Serve with rice, and coriander to garnish, and leave the remainder to cool for the pies.
For the hand pies:
just over 1kg shortcrust pastry, made with 350g butter to 700g plain flour. Include 2tbsp nigella seeds when making, if you like. For pasties, or larger pies than you see above, I would start with 2/3 of this amount.
Preheat the oven to 180°C. Roll out the pastry (probably not all of it at once, if you are making the full amount. I did this in 4 batches, but then I also used it as an opportunity to clear out all the odds and ends of pastry in the freezer) to around 3mm thick.
For an easy life, make pasties: cut circles around 20cm in diameter from the pastry, brush the edges with beaten egg and fill with a good dollop of the lamb mixture (you’ll get a feel for the right amount to use after the first couple). Fold in half, crimp the edges, poke a hole in the top and glaze with more beaten egg before baking for around 30-35 minutes, until the pastry is golden brown.
For more of a challenge, make tiny pies: generously grease a muffin tin with melted butter. (I despaired halfway through my pie marathon, and went for paper cases instead – they worked fine, as long as you don’t mind peeling bits of paper off hot pies. Greaseproof paper would probably be a better alternative.) Cut circles from your pastry which are the diameter of your muffin tin holes, plus twice their depth. I found a suitable sized cup, cut round that and rolled out any that looked a bit small. Also cut smaller circles for the tops of the pies.
Place the pastry circles into the muffin tin holes, pressing into the bottom corners and being careful not to tear them. Fill with the lamb mixture (do not overfill – not unless you like the escaping filling look, anyway), brush the top edges with beaten egg and top with the smaller circles. Crimp the edges with a fork, make a small hole in the top with a knife and glaze with more beaten egg. Bake for 30-35 minutes, until the pastry is golden brown.

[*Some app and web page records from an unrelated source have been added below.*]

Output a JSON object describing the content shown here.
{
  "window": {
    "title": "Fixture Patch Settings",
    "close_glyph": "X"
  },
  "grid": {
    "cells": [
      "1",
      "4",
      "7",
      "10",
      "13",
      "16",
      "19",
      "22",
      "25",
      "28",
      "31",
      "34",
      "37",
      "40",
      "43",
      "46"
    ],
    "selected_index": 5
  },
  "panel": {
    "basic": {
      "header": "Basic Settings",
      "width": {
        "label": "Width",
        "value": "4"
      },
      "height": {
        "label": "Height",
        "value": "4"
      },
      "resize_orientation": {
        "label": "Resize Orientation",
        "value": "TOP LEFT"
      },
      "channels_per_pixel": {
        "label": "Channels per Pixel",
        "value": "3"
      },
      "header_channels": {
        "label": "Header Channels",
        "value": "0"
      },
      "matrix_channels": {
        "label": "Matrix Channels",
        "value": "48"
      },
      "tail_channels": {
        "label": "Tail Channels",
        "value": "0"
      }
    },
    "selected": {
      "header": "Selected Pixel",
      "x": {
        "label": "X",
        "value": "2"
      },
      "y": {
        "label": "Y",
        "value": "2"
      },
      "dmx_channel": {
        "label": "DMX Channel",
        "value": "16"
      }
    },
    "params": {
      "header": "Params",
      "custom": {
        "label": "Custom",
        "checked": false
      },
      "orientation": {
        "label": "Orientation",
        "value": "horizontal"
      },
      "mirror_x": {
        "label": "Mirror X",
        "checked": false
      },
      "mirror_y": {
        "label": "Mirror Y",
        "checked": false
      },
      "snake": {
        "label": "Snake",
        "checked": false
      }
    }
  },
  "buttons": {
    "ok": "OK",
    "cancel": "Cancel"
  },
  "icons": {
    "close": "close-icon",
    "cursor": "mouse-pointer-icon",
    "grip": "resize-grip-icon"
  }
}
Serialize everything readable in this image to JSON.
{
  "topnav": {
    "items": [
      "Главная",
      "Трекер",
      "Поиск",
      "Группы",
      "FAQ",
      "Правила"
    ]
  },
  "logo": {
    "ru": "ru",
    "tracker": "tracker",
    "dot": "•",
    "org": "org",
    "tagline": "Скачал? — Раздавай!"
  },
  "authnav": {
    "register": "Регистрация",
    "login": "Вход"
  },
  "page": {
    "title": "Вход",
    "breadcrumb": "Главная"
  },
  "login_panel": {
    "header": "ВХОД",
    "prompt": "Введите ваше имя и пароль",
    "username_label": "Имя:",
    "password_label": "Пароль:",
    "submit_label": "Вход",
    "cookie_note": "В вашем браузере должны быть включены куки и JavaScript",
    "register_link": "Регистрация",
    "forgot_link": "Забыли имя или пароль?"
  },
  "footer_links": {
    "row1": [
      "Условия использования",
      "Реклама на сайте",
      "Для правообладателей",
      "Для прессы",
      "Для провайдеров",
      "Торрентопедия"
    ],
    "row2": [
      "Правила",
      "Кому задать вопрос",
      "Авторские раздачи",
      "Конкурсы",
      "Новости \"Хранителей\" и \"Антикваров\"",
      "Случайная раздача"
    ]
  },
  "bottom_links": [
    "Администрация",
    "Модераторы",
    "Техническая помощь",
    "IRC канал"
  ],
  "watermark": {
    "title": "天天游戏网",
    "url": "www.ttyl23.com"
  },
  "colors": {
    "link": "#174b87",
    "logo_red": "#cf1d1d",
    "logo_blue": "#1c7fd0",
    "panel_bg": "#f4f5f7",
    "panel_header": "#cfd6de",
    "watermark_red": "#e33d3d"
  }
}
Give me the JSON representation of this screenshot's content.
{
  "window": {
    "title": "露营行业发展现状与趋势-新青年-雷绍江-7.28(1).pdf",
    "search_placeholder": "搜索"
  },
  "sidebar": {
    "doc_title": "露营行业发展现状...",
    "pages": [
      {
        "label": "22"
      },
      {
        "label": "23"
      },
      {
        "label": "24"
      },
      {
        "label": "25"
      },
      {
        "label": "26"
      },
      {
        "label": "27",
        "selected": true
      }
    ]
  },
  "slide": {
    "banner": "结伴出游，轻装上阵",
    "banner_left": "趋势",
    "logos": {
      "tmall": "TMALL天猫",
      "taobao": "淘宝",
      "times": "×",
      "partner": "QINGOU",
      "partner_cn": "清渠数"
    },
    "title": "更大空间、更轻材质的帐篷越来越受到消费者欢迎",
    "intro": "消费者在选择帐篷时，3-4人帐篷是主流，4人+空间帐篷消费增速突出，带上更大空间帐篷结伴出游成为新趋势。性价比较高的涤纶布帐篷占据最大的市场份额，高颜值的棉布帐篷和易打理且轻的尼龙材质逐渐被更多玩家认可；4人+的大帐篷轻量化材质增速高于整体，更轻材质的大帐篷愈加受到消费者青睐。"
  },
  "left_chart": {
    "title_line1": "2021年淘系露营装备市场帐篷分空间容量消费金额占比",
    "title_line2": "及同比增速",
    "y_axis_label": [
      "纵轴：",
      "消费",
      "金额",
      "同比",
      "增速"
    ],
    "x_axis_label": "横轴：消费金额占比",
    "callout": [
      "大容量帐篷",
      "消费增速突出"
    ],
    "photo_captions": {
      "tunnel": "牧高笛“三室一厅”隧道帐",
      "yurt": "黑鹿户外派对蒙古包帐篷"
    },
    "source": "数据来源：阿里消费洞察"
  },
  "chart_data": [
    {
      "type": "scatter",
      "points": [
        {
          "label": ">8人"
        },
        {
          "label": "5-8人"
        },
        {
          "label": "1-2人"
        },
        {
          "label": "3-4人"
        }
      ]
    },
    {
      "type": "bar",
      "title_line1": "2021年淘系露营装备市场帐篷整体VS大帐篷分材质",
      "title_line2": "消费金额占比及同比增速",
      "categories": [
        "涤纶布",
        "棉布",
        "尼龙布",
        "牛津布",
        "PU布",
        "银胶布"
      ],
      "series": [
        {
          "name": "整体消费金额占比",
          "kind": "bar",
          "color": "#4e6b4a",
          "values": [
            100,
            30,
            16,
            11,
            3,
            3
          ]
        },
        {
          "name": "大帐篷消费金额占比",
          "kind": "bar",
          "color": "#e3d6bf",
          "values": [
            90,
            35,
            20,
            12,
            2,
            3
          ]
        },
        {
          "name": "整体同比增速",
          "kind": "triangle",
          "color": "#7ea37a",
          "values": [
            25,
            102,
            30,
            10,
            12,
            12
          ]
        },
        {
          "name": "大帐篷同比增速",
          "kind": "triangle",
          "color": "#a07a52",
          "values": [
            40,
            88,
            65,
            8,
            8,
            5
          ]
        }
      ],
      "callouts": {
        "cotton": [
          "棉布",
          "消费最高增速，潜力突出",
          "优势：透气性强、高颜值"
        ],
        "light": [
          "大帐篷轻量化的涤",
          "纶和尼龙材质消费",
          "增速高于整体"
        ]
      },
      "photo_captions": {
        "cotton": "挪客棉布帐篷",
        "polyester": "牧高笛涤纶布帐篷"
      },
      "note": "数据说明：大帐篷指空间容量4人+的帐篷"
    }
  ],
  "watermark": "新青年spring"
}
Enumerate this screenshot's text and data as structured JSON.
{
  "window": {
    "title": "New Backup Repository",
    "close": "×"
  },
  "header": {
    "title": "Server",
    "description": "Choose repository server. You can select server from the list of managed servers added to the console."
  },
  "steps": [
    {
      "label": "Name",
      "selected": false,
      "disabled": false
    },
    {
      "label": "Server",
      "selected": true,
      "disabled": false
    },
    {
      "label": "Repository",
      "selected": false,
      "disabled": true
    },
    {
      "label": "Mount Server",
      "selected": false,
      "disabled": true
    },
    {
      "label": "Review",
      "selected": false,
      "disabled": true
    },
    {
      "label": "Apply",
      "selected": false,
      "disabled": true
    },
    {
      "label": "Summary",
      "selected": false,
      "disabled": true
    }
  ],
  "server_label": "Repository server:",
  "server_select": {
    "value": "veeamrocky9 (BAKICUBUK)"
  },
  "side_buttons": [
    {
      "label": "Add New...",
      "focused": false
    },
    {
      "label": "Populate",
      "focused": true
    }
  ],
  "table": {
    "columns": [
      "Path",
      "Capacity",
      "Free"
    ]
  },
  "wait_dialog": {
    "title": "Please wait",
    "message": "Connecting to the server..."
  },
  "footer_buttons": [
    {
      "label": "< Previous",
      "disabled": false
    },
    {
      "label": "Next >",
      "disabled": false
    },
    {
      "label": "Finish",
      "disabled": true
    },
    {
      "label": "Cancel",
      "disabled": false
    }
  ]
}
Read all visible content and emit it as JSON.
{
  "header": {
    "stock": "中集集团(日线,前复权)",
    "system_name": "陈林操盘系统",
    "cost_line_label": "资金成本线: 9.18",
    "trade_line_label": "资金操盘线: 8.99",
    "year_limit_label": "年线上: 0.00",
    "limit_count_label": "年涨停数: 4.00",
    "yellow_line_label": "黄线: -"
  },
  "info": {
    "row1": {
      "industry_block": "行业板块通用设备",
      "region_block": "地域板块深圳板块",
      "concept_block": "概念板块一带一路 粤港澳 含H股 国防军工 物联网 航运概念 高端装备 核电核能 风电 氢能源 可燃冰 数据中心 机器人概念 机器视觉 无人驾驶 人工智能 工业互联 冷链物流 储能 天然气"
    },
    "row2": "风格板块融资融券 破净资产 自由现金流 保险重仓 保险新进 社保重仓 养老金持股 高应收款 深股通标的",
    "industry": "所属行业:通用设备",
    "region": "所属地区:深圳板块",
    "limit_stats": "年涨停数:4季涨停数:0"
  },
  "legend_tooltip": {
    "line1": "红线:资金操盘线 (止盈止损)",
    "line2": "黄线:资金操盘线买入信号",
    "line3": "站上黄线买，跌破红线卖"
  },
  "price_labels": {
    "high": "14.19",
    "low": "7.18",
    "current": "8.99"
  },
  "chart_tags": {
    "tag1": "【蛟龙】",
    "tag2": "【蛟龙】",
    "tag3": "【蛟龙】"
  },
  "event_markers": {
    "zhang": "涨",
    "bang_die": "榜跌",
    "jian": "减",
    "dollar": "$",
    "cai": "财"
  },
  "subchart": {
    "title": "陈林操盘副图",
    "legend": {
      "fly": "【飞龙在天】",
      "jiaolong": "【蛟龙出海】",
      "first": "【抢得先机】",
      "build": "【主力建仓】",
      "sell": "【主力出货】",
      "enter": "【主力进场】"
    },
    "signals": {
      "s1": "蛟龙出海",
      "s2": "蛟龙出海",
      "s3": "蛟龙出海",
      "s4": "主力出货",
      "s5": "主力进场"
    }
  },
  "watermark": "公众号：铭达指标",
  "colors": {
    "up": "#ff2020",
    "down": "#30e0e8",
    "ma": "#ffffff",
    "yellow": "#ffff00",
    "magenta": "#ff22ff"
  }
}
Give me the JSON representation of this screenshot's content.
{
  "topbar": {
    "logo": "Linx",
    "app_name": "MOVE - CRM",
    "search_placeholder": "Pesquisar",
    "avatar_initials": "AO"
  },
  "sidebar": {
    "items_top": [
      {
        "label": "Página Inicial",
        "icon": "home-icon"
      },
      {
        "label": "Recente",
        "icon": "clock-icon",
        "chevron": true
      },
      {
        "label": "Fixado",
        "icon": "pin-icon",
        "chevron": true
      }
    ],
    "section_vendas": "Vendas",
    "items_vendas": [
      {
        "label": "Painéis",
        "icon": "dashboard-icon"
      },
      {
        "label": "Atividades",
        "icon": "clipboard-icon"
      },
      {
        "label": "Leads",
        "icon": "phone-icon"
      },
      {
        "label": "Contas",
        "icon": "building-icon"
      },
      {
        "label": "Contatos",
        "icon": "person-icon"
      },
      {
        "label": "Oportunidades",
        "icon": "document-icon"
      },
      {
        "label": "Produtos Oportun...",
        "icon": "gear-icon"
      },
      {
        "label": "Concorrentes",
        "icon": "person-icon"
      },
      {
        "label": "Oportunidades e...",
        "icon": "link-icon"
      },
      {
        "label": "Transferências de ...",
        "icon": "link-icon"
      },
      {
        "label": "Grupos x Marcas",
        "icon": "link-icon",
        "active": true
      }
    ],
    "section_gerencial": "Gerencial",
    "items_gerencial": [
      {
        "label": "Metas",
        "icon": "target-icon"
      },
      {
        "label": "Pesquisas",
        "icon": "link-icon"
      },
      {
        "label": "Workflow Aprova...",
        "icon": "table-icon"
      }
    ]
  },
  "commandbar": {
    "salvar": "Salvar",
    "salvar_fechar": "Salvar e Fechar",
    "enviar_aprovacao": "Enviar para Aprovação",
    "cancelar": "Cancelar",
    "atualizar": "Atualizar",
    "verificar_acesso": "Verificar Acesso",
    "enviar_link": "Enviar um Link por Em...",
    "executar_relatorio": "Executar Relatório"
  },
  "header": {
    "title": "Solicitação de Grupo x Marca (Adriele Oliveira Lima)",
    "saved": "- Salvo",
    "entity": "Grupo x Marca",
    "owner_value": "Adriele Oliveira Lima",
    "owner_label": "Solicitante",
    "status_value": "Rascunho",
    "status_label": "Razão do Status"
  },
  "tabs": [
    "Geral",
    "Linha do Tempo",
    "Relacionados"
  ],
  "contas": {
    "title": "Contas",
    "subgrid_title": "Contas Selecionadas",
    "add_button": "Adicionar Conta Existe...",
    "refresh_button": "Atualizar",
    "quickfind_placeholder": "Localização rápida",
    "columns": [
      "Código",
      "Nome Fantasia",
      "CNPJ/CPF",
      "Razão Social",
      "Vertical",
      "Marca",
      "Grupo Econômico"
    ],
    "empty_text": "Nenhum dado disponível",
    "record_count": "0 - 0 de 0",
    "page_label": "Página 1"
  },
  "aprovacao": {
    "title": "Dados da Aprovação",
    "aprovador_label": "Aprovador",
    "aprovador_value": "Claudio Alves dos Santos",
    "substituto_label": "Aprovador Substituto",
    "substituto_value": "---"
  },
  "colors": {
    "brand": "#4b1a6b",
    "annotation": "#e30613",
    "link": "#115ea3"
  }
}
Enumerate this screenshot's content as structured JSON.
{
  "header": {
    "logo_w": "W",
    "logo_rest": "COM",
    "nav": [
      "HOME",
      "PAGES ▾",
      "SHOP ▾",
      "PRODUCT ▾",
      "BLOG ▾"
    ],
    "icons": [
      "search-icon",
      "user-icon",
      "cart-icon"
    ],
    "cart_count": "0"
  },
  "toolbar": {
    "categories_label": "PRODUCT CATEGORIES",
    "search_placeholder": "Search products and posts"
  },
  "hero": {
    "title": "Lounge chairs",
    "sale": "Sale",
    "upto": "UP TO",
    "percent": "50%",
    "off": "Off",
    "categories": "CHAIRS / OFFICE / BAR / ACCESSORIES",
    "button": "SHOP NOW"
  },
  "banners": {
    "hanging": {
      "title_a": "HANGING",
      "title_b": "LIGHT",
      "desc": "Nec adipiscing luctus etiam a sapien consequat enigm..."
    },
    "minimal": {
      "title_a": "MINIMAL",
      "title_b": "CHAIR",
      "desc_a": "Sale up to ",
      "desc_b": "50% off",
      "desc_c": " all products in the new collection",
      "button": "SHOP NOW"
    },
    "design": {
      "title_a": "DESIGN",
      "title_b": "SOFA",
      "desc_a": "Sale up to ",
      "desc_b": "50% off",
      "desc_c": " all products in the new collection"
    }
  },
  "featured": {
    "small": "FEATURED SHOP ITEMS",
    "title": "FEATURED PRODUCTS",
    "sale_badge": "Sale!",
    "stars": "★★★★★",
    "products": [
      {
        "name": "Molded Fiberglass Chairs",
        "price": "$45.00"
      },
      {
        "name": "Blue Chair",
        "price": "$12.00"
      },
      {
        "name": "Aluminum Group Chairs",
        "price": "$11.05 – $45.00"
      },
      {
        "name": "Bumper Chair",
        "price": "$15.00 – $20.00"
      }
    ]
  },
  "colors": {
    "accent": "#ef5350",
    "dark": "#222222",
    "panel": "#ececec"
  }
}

Now, you have a choice: the pies will come out of the tin more easily while still warm, but they will be more likely to collapse. Cold, they are more set into their new home, but more able to withstand being levered out. Of course, if yours didn’t ooze out of the top (mine did), they should just slide out easily, and this is all academic.